Data extracted from a collection

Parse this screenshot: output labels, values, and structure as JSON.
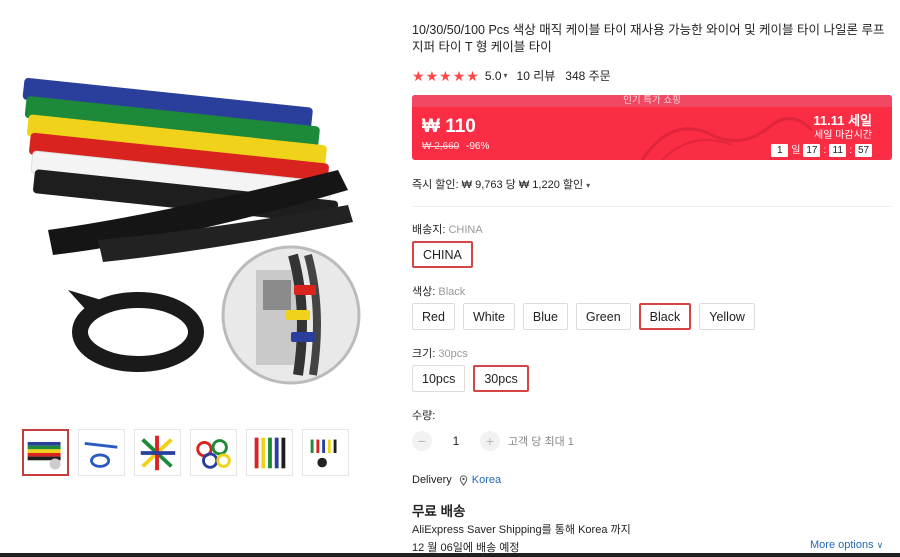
{
  "product": {
    "title": "10/30/50/100 Pcs 색상 매직 케이블 타이 재사용 가능한 와이어 및 케이블 타이 나일론 루프 지퍼 타이 T 형 케이블 타이",
    "rating": "5.0",
    "rating_stars": 5,
    "reviews": "10 리뷰",
    "orders": "348 주문"
  },
  "banner": {
    "header": "인기 특가 쇼핑",
    "price": "₩ 110",
    "original_price": "₩ 2,660",
    "discount": "-96%",
    "sale_title": "11.11 세일",
    "sale_subtitle": "세일 마감시간",
    "countdown": {
      "days": "1",
      "days_label": "일",
      "hours": "17",
      "minutes": "11",
      "seconds": "57"
    },
    "colors": {
      "background": "#fa2d45",
      "header": "#f04862"
    }
  },
  "instant_discount": "즉시 할인: ₩ 9,763 당 ₩ 1,220 할인",
  "ship_from": {
    "label": "배송지:",
    "value": "CHINA",
    "options": [
      "CHINA"
    ]
  },
  "color": {
    "label": "색상:",
    "value": "Black",
    "options": [
      "Red",
      "White",
      "Blue",
      "Green",
      "Black",
      "Yellow"
    ]
  },
  "size": {
    "label": "크기:",
    "value": "30pcs",
    "options": [
      "10pcs",
      "30pcs"
    ]
  },
  "quantity": {
    "label": "수량:",
    "minus": "−",
    "plus": "+",
    "value": "1",
    "limit": "고객 당 최대 1"
  },
  "delivery": {
    "label": "Delivery",
    "location": "Korea",
    "free_shipping": "무료 배송",
    "method": "AliExpress Saver Shipping를 통해 Korea 까지",
    "date": "12 월 06일에 배송 예정",
    "more_options": "More options"
  },
  "icons": {
    "rating_caret": "chevron-down-icon",
    "location": "location-pin-icon",
    "more_options": "chevron-down-icon"
  },
  "colors": {
    "accent": "#ff4747",
    "selected_border": "#d64545",
    "link": "#2468b5"
  },
  "gallery": {
    "thumbnail_count": 6,
    "active_index": 0
  }
}
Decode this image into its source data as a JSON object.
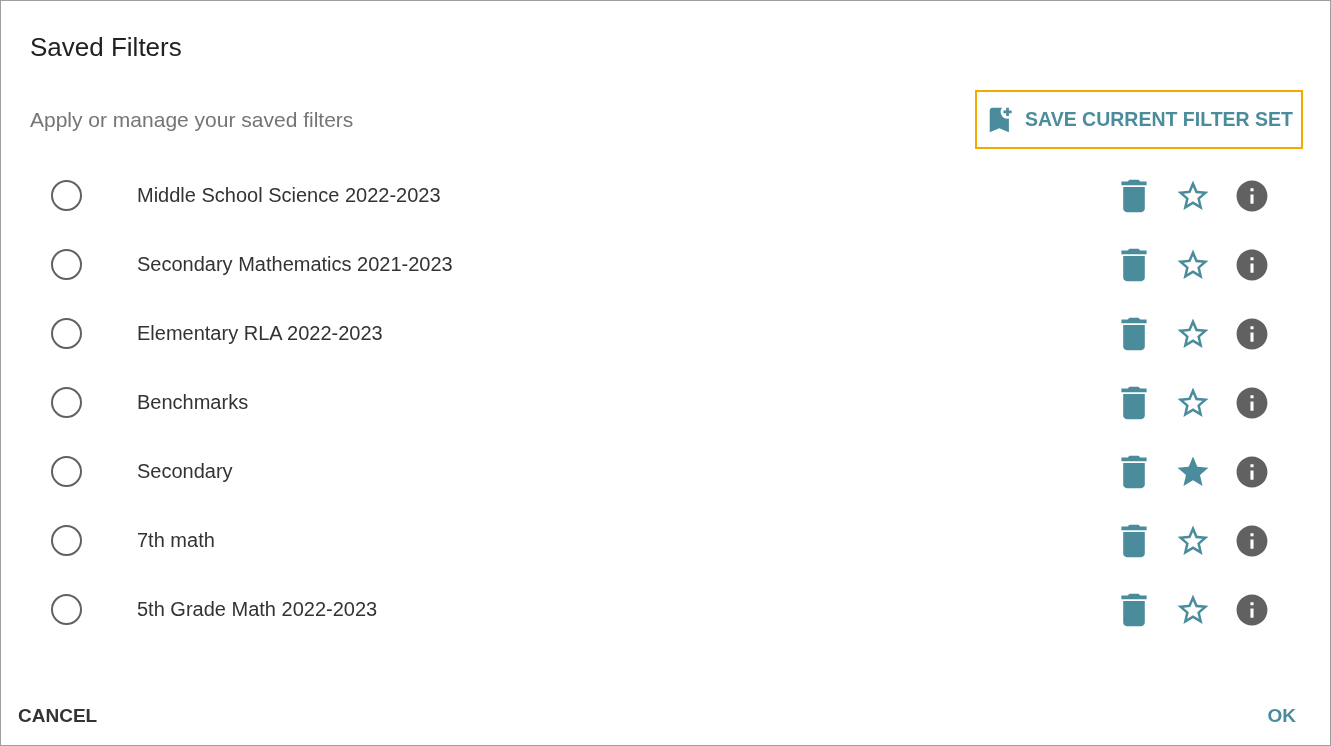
{
  "dialog": {
    "title": "Saved Filters",
    "subtitle": "Apply or manage your saved filters",
    "save_button": "SAVE CURRENT FILTER SET",
    "filters": [
      {
        "name": "Middle School Science 2022-2023",
        "selected": false,
        "favorite": false
      },
      {
        "name": "Secondary Mathematics 2021-2023",
        "selected": false,
        "favorite": false
      },
      {
        "name": "Elementary RLA 2022-2023",
        "selected": false,
        "favorite": false
      },
      {
        "name": "Benchmarks",
        "selected": false,
        "favorite": false
      },
      {
        "name": "Secondary",
        "selected": false,
        "favorite": true
      },
      {
        "name": "7th math",
        "selected": false,
        "favorite": false
      },
      {
        "name": "5th Grade Math 2022-2023",
        "selected": false,
        "favorite": false
      }
    ],
    "buttons": [
      "CANCEL",
      "OK"
    ]
  }
}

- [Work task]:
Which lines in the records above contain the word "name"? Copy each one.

- [Exercise answer]:
        "name": "Middle School Science 2022-2023",
        "name": "Secondary Mathematics 2021-2023",
        "name": "Elementary RLA 2022-2023",
        "name": "Benchmarks",
        "name": "Secondary",
        "name": "7th math",
        "name": "5th Grade Math 2022-2023",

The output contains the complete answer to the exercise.